Exercise brief> Output the entries below so that they read exactly as they do now.

Interface dataset entries>
=== Section Start ===

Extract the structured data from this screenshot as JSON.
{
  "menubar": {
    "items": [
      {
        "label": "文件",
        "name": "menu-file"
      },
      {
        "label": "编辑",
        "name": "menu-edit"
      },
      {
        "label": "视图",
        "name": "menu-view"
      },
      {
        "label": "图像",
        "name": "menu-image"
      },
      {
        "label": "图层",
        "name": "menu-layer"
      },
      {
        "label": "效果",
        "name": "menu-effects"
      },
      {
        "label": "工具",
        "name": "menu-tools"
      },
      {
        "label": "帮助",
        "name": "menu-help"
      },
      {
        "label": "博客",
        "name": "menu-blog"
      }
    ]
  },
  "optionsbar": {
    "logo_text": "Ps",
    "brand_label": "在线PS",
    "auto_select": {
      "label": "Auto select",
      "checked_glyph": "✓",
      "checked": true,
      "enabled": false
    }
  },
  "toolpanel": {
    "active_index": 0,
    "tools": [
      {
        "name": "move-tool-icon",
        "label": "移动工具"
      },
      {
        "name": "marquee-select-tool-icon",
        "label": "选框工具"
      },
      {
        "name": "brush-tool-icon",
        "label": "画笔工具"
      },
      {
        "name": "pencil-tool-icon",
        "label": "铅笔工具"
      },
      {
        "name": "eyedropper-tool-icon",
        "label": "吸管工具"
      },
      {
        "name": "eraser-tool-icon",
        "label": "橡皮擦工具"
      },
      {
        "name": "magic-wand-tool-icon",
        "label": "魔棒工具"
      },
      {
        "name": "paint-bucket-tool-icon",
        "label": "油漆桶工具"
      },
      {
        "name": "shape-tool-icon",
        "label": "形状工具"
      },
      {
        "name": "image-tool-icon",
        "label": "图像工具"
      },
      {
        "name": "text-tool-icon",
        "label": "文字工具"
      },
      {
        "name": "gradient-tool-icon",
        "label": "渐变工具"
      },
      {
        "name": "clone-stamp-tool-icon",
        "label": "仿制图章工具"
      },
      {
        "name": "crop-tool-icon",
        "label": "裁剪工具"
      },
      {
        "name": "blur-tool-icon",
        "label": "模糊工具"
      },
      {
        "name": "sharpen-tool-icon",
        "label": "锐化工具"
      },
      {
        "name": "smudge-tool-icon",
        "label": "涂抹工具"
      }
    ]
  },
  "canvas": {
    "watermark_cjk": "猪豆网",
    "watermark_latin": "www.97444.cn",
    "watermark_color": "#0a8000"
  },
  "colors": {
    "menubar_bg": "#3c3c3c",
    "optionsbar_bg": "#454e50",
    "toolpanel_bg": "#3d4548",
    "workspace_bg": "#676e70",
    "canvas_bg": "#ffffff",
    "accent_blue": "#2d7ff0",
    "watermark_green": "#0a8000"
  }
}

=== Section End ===

Output of the exercise>
Extract the structured data from this screenshot as JSON.
{
  "menubar": {
    "items": [
      {
        "label": "文件",
        "name": "menu-file"
      },
      {
        "label": "编辑",
        "name": "menu-edit"
      },
      {
        "label": "视图",
        "name": "menu-view"
      },
      {
        "label": "图像",
        "name": "menu-image"
      },
      {
        "label": "图层",
        "name": "menu-layer"
      },
      {
        "label": "效果",
        "name": "menu-effects"
      },
      {
        "label": "工具",
        "name": "menu-tools"
      },
      {
        "label": "帮助",
        "name": "menu-help"
      },
      {
        "label": "博客",
        "name": "menu-blog"
      }
    ]
  },
  "optionsbar": {
    "logo_text": "Ps",
    "brand_label": "在线PS",
    "auto_select": {
      "label": "Auto select",
      "checked_glyph": "✓",
      "checked": true,
      "enabled": false
    }
  },
  "toolpanel": {
    "active_index": 0,
    "tools": [
      {
        "name": "move-tool-icon",
        "label": "移动工具"
      },
      {
        "name": "marquee-select-tool-icon",
        "label": "选框工具"
      },
      {
        "name": "brush-tool-icon",
        "label": "画笔工具"
      },
      {
        "name": "pencil-tool-icon",
        "label": "铅笔工具"
      },
      {
        "name": "eyedropper-tool-icon",
        "label": "吸管工具"
      },
      {
        "name": "eraser-tool-icon",
        "label": "橡皮擦工具"
      },
      {
        "name": "magic-wand-tool-icon",
        "label": "魔棒工具"
      },
      {
        "name": "paint-bucket-tool-icon",
        "label": "油漆桶工具"
      },
      {
        "name": "shape-tool-icon",
        "label": "形状工具"
      },
      {
        "name": "image-tool-icon",
        "label": "图像工具"
      },
      {
        "name": "text-tool-icon",
        "label": "文字工具"
      },
      {
        "name": "gradient-tool-icon",
        "label": "渐变工具"
      },
      {
        "name": "clone-stamp-tool-icon",
        "label": "仿制图章工具"
      },
      {
        "name": "crop-tool-icon",
        "label": "裁剪工具"
      },
      {
        "name": "blur-tool-icon",
        "label": "模糊工具"
      },
      {
        "name": "sharpen-tool-icon",
        "label": "锐化工具"
      },
      {
        "name": "smudge-tool-icon",
        "label": "涂抹工具"
      }
    ]
  },
  "canvas": {
    "watermark_cjk": "猪豆网",
    "watermark_latin": "www.97444.cn",
    "watermark_color": "#0a8000"
  },
  "colors": {
    "menubar_bg": "#3c3c3c",
    "optionsbar_bg": "#454e50",
    "toolpanel_bg": "#3d4548",
    "workspace_bg": "#676e70",
    "canvas_bg": "#ffffff",
    "accent_blue": "#2d7ff0",
    "watermark_green": "#0a8000"
  }
}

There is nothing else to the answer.